Website and app data records
------------------------------------------------------------------------
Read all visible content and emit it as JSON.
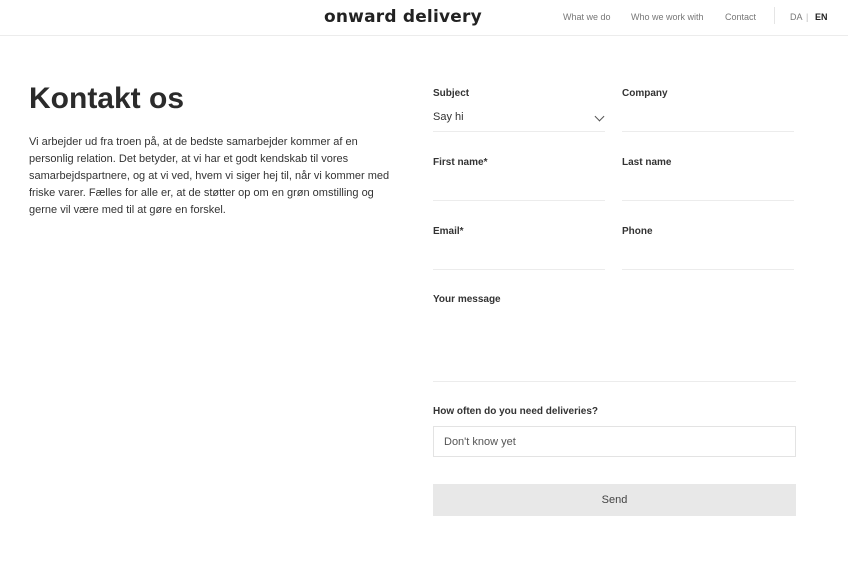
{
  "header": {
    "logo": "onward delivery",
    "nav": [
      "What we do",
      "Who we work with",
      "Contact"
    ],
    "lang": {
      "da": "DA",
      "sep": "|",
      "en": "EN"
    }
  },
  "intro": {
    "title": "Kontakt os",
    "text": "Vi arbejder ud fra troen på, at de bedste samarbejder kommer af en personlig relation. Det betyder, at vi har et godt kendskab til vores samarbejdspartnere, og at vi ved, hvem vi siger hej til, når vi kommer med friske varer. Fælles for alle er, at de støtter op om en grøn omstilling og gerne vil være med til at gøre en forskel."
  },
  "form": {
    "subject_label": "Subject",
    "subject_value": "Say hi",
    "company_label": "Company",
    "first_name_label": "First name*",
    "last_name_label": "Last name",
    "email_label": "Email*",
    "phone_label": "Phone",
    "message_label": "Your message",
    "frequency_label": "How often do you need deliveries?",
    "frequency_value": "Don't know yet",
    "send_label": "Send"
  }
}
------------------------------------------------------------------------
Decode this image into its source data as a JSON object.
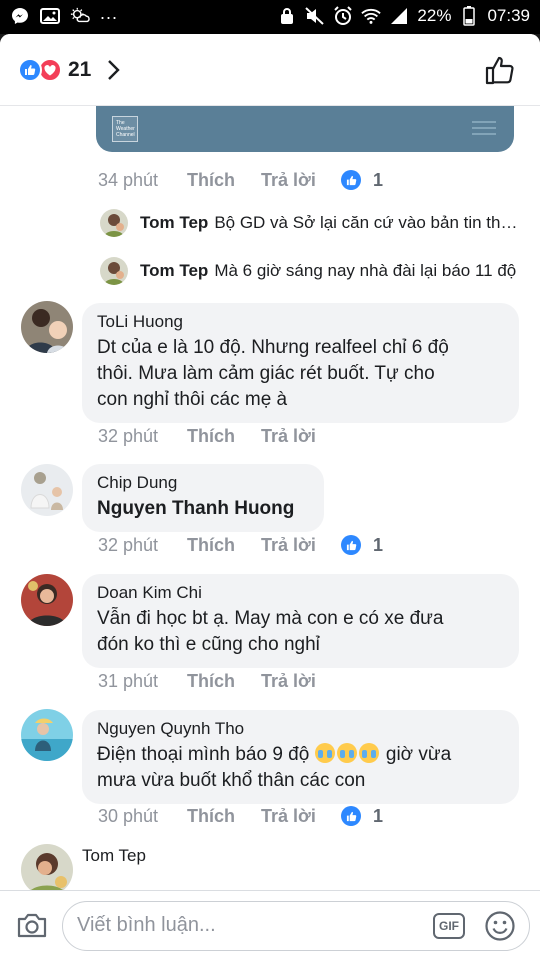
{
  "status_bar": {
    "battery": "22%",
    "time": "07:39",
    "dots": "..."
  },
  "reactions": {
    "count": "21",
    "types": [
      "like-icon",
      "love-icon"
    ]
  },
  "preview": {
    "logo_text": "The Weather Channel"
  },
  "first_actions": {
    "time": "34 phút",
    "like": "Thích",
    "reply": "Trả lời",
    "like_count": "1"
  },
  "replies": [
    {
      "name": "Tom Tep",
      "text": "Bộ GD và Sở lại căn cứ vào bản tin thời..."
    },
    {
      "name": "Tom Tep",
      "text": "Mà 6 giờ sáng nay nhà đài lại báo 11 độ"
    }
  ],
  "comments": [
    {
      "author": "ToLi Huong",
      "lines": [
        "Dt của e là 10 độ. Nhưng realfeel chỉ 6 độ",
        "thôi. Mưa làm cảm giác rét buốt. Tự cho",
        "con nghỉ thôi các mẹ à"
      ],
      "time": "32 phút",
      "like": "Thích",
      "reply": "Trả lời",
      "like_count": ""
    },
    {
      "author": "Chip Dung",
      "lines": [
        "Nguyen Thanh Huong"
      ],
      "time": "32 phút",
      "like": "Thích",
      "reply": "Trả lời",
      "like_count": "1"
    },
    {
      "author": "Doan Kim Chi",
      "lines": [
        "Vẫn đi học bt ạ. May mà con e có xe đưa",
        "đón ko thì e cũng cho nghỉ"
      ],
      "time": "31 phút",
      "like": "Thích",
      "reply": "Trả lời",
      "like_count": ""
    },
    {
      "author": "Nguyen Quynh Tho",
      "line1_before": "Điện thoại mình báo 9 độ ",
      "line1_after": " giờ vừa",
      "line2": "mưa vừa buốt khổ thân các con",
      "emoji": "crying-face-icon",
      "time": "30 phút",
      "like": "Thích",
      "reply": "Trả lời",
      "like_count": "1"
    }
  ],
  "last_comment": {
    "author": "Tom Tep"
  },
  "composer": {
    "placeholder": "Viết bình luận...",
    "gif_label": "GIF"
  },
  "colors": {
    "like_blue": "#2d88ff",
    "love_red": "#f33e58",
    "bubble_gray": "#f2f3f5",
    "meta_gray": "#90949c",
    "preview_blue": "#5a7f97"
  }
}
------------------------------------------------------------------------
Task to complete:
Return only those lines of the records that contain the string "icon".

Finished task:
      "like-icon",
      "love-icon"
      "emoji": "crying-face-icon",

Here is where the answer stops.